» **The task**: Reproduce the full listing as it stands. Images do not belong in the copy.

» **Extracted data**:
· · · · · · ·

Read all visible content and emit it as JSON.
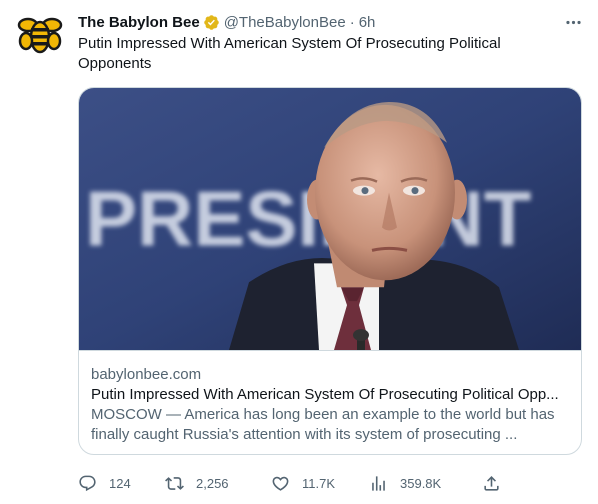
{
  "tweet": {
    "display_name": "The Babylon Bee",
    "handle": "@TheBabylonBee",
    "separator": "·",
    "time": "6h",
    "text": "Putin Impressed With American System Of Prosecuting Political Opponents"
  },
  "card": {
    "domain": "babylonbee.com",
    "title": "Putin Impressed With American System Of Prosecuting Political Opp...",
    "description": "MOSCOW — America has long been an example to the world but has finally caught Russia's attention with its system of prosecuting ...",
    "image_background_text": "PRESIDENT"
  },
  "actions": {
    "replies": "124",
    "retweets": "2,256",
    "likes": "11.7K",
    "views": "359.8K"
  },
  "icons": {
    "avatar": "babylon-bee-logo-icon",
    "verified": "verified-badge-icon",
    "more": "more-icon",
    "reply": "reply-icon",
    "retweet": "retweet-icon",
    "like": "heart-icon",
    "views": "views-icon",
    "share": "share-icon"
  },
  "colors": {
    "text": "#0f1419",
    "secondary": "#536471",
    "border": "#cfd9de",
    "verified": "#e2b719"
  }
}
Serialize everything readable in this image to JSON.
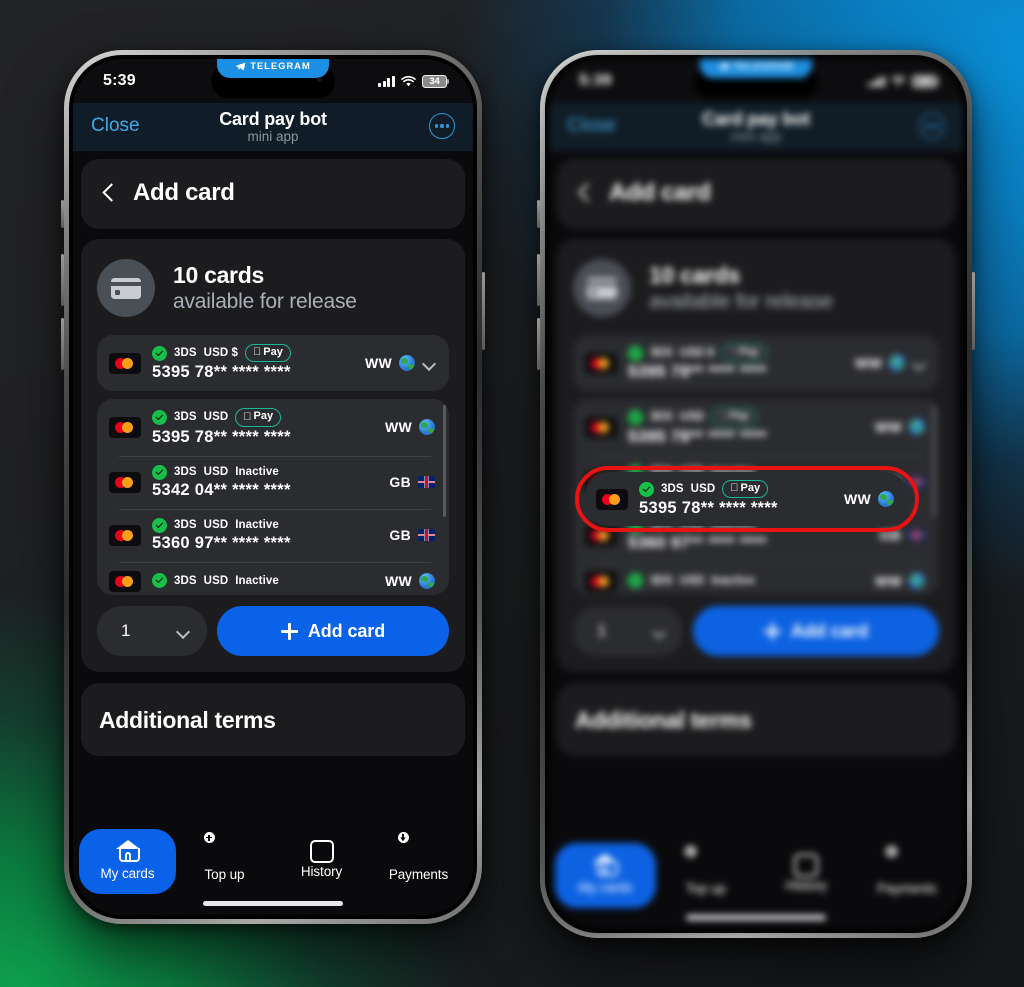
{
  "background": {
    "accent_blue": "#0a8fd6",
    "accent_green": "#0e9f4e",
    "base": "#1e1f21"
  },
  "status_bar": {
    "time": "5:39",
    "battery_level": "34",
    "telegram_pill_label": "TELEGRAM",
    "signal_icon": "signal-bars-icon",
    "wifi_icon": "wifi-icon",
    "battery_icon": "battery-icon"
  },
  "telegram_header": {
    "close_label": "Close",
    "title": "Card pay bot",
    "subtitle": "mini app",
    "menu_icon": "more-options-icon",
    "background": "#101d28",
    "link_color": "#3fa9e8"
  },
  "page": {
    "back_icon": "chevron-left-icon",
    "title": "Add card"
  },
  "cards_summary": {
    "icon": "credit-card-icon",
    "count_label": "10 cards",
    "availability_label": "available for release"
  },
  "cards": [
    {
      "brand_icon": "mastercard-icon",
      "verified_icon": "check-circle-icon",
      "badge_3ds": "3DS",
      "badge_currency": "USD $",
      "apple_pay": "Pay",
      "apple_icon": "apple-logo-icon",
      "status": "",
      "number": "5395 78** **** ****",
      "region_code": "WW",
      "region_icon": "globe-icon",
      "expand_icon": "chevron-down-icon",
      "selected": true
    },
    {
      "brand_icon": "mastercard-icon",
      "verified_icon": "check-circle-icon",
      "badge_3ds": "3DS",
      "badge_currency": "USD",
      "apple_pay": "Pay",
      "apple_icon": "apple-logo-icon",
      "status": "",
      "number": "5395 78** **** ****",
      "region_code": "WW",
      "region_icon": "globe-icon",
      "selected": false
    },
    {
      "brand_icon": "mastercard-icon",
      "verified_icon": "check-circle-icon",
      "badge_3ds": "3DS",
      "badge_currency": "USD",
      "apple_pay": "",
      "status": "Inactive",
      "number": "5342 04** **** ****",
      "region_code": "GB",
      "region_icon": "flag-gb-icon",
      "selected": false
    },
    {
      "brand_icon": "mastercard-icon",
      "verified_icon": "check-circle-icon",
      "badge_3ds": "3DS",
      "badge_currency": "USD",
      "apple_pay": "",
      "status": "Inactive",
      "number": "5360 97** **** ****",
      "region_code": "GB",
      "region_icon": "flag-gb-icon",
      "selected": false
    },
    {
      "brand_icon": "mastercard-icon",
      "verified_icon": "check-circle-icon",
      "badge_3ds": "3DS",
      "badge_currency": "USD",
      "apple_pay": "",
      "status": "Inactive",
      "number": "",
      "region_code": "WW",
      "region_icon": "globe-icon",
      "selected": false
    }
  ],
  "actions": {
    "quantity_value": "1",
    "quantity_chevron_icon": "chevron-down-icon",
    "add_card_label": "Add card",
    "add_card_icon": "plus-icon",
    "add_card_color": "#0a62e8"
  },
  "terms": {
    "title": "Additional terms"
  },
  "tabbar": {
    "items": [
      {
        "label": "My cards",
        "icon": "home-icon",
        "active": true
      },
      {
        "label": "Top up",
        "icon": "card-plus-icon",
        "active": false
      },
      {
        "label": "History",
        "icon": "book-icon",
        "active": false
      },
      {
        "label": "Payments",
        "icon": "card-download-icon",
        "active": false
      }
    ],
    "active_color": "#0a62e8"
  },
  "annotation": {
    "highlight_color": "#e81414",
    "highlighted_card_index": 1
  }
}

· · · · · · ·

» **Output for this exercise**:
Read all visible content and emit it as JSON.
{
  "tweet": {
    "display_name": "The Babylon Bee",
    "handle": "@TheBabylonBee",
    "separator": "·",
    "time": "6h",
    "text": "Putin Impressed With American System Of Prosecuting Political Opponents"
  },
  "card": {
    "domain": "babylonbee.com",
    "title": "Putin Impressed With American System Of Prosecuting Political Opp...",
    "description": "MOSCOW — America has long been an example to the world but has finally caught Russia's attention with its system of prosecuting ...",
    "image_background_text": "PRESIDENT"
  },
  "actions": {
    "replies": "124",
    "retweets": "2,256",
    "likes": "11.7K",
    "views": "359.8K"
  },
  "icons": {
    "avatar": "babylon-bee-logo-icon",
    "verified": "verified-badge-icon",
    "more": "more-icon",
    "reply": "reply-icon",
    "retweet": "retweet-icon",
    "like": "heart-icon",
    "views": "views-icon",
    "share": "share-icon"
  },
  "colors": {
    "text": "#0f1419",
    "secondary": "#536471",
    "border": "#cfd9de",
    "verified": "#e2b719"
  }
}
Serialize everything readable in this image to JSON.
{
  "background": {
    "accent_blue": "#0a8fd6",
    "accent_green": "#0e9f4e",
    "base": "#1e1f21"
  },
  "status_bar": {
    "time": "5:39",
    "battery_level": "34",
    "telegram_pill_label": "TELEGRAM",
    "signal_icon": "signal-bars-icon",
    "wifi_icon": "wifi-icon",
    "battery_icon": "battery-icon"
  },
  "telegram_header": {
    "close_label": "Close",
    "title": "Card pay bot",
    "subtitle": "mini app",
    "menu_icon": "more-options-icon",
    "background": "#101d28",
    "link_color": "#3fa9e8"
  },
  "page": {
    "back_icon": "chevron-left-icon",
    "title": "Add card"
  },
  "cards_summary": {
    "icon": "credit-card-icon",
    "count_label": "10 cards",
    "availability_label": "available for release"
  },
  "cards": [
    {
      "brand_icon": "mastercard-icon",
      "verified_icon": "check-circle-icon",
      "badge_3ds": "3DS",
      "badge_currency": "USD $",
      "apple_pay": "Pay",
      "apple_icon": "apple-logo-icon",
      "status": "",
      "number": "5395 78** **** ****",
      "region_code": "WW",
      "region_icon": "globe-icon",
      "expand_icon": "chevron-down-icon",
      "selected": true
    },
    {
      "brand_icon": "mastercard-icon",
      "verified_icon": "check-circle-icon",
      "badge_3ds": "3DS",
      "badge_currency": "USD",
      "apple_pay": "Pay",
      "apple_icon": "apple-logo-icon",
      "status": "",
      "number": "5395 78** **** ****",
      "region_code": "WW",
      "region_icon": "globe-icon",
      "selected": false
    },
    {
      "brand_icon": "mastercard-icon",
      "verified_icon": "check-circle-icon",
      "badge_3ds": "3DS",
      "badge_currency": "USD",
      "apple_pay": "",
      "status": "Inactive",
      "number": "5342 04** **** ****",
      "region_code": "GB",
      "region_icon": "flag-gb-icon",
      "selected": false
    },
    {
      "brand_icon": "mastercard-icon",
      "verified_icon": "check-circle-icon",
      "badge_3ds": "3DS",
      "badge_currency": "USD",
      "apple_pay": "",
      "status": "Inactive",
      "number": "5360 97** **** ****",
      "region_code": "GB",
      "region_icon": "flag-gb-icon",
      "selected": false
    },
    {
      "brand_icon": "mastercard-icon",
      "verified_icon": "check-circle-icon",
      "badge_3ds": "3DS",
      "badge_currency": "USD",
      "apple_pay": "",
      "status": "Inactive",
      "number": "",
      "region_code": "WW",
      "region_icon": "globe-icon",
      "selected": false
    }
  ],
  "actions": {
    "quantity_value": "1",
    "quantity_chevron_icon": "chevron-down-icon",
    "add_card_label": "Add card",
    "add_card_icon": "plus-icon",
    "add_card_color": "#0a62e8"
  },
  "terms": {
    "title": "Additional terms"
  },
  "tabbar": {
    "items": [
      {
        "label": "My cards",
        "icon": "home-icon",
        "active": true
      },
      {
        "label": "Top up",
        "icon": "card-plus-icon",
        "active": false
      },
      {
        "label": "History",
        "icon": "book-icon",
        "active": false
      },
      {
        "label": "Payments",
        "icon": "card-download-icon",
        "active": false
      }
    ],
    "active_color": "#0a62e8"
  },
  "annotation": {
    "highlight_color": "#e81414",
    "highlighted_card_index": 1
  }
}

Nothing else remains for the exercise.